Some of the elements reminded me of the pass Jaromir Jagr made to Mario Lemieux back in the 2001 playoffs. Just as a warning now, this could also just be an excuse to bring this highlight back and fun memory (it happened Game 1 against Buffalo on my birthday and is my favorite Penguin game birthday related moment).

Some aspects of the two plays were different, as two different hockey plays always are. Jagr didn’t have to be as precise as Crosby, he just made an area pass off the wall for Lemieux to skate into the puck, the real genius of the Jagr move was drawing in the defenders and beating them. Whereas down by the net Crosby had to be a lot more refined in his pass and the actual pass itself was the impressive part.

On the other side of the coin, Guentzel only had to keep his stick on the ice to steer the puck in for an easy on. The old goal was anything but, Lemieux still had to a lot to do on his own to finish the play with the always hilarious slap-shot breakaway goal (on no less than Dominik Hasek!) Always some gives and takes but certainly two of the more memorable highlight reels goals in Penguin history as far as the level of player involved and the appealing nature of the high-level skill being showcased.

As an unrelated sidebar, it’s hard to believe we’re only a few weeks away from the Jagr jersey retirement game. That’s been such a long time in the making for the player and organization to come back together once and for all but a moment that never felt like it would actually happen. A part of me still thinks Jagr is going to flake at the last moment or something will come up to prevent it, out of going on 25 years of starts and stops and close calls. It’s really going to happen though, with an all weekend event coming up here soon that will begin with a dinner and talk at the casino on the Friday before the game. (The jokes write themselves). I’ll write one too — no word if Phil Kessel will go unnoticed at the event playing hands of poker in the corner just waiting for the call back to the NHL.

Anyways, nostalgia and the past is a hot ticket for the Penguins right now. They are in a tough spot otherwise now that the Crosby/Evgeni Malkin era is approaching the Lemieux/Jagr days of soon enough being over. (The current old guys probably still do have a few years left, so enjoy ‘em while you can). The Pens are no longer true championship contenders, but they’re not in a hurry to tear down their team. They’ve given out plenty of contracts with no movement clauses, brought in free agents and made big trades lately in the effort to compete — but haven’t been able to win as many games this season as they surely would have hoped and expected.
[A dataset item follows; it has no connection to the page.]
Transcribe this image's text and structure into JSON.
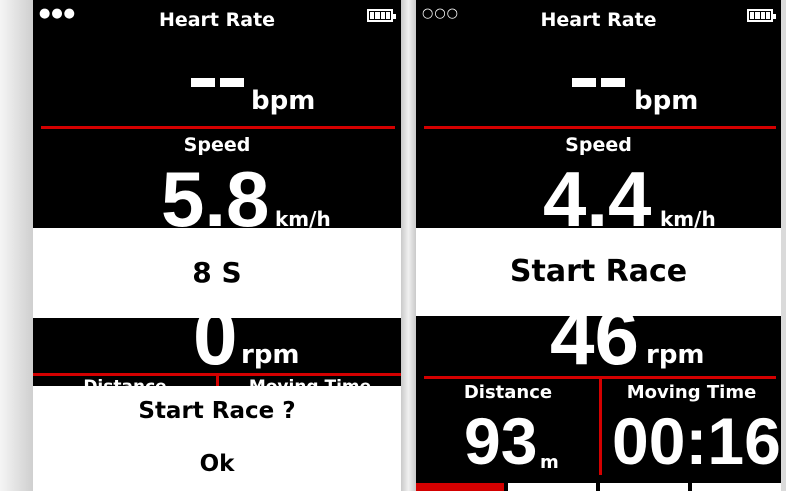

With all that frustration building up, sometimes the outlet can be to scream and yell and rush into the next phase of things. If this team isn’t a threat to win, the natural next step is to move on and rush to a rebuild in a hurry (never mind the facts and contractual nature that makes such a move about impossible in the current day). That line of thinking would miss out on the above Crosby highlight if there was no Guentzel to pass the puck to, and closes the door for more special moments in the future. This line of thinking is surely more than a little zen, but it’s ok to relax and take the late-stage Crosby/Malkin days as they come. There could still be some good moments yet ahead.

Players like Crosby and Jagr only come around every once in a while, and there’s nothing wrong with enjoying the moments they provide before it all just turns into memories.